- city wall
- Alfons Maria Schneider, Walter Karnapp : The city wall of İznik (Nicaea) . Istanbul Research 9. Berlin 1938.
- Clive Foss, David Winfield: Byzantine fortifications. An introduction . Pretoria 1986, ISBN 0-86981-321-8 , pp. 79-120.
- Hagia Sophia
- Sabine Möllers: The Hagia Sophia in İznik, Nikaia . Alfter 1994, ISBN 3-929742-32-2 .
- Michael Altripp: Thoughts on the Synthronos of Hagia Sophia in İznik-Nikaia . in: Byzantinische Zeitschrift 92 (1999) pp. 448–454.
- Koimesis Church (destroyed in 1922)
- Oskar Wulff : The Koimesiskirche in Nicaea and its mosaics . Strasbourg 1903.
- Theodor Schmit: The Koimesis Church of Nikaia. The structure and the mosaics . Berlin 1927.
- Urs Peschlow : New observations on the architecture and furnishings of the Koimesiskirche in İznik . in: Istanbuler Mitteilungen 22 (1972) pp. 145–187.
- Ancient inscriptions
- Sencer Şahin : Catalog of the ancient inscriptions of the Museum of İznik (Nikaia) . 2 parts in 4 volumes. ( Inscriptions of Greek cities from Asia Minor , Vol. 9-10). Bonn 1979–1987, ISBN 3-7749-1636-5 , ISBN 3-7749-1687-X , ISBN 3-7749-1863-5 , ISBN 3-7749-2304-3 .
- Mahallelere Göre Bursa İznik (List of all districts from 2013, with population and gender)
- İznik Mahalleleri Nüfusu BUrsa (List of all districts 2012–2018, with population figures )
- İznik on Twitter
- Nufusu.com Türkiye Nüfusu , accessed on September 10, 2019
- Karl Strobel : Nikaia . In: The New Pauly (DNP). Volume 8, Metzler, Stuttgart 2000, ISBN 3-476-01478-9 . N. Bonacasa: Nicaea (Iznik) Bithynia, Turkey . In: The Princeton encyclopedia of classical sites . Princeton University Press, Princeton 1976 ( online ). Leonhard Schmitz : Nicaea 1 . In: William Smith : Dictionary of Greek and Roman Geography. London 1854.

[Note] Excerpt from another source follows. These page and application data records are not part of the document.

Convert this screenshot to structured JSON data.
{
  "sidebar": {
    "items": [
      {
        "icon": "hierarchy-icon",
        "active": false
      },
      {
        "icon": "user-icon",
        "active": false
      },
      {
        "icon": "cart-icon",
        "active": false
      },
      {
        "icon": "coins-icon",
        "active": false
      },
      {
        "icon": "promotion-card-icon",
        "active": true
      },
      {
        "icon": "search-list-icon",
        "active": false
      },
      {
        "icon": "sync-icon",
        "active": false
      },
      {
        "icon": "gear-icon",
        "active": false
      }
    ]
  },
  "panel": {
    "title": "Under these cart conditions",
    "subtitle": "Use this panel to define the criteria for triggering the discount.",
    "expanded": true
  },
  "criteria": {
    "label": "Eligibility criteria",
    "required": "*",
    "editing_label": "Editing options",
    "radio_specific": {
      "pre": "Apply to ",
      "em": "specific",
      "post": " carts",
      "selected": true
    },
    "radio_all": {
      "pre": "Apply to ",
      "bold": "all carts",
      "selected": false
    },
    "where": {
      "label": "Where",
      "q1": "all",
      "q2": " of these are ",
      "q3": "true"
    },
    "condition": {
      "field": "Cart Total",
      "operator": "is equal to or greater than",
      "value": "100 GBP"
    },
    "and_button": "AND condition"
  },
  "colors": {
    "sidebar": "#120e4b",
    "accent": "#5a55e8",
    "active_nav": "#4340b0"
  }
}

- Controversy over the Hagia Sofia in Nicaea - a historical building of early Christianity in Turkey became a mosque. In: Deutschlandfunk, "Day by Day: From Religion and Society", December 13, 2011
- Godfrey Goodwin: A History of Ottoman Architecture . Thames and Hudson, London 1971, ISBN 0-500-27429-0 , pp. 17 .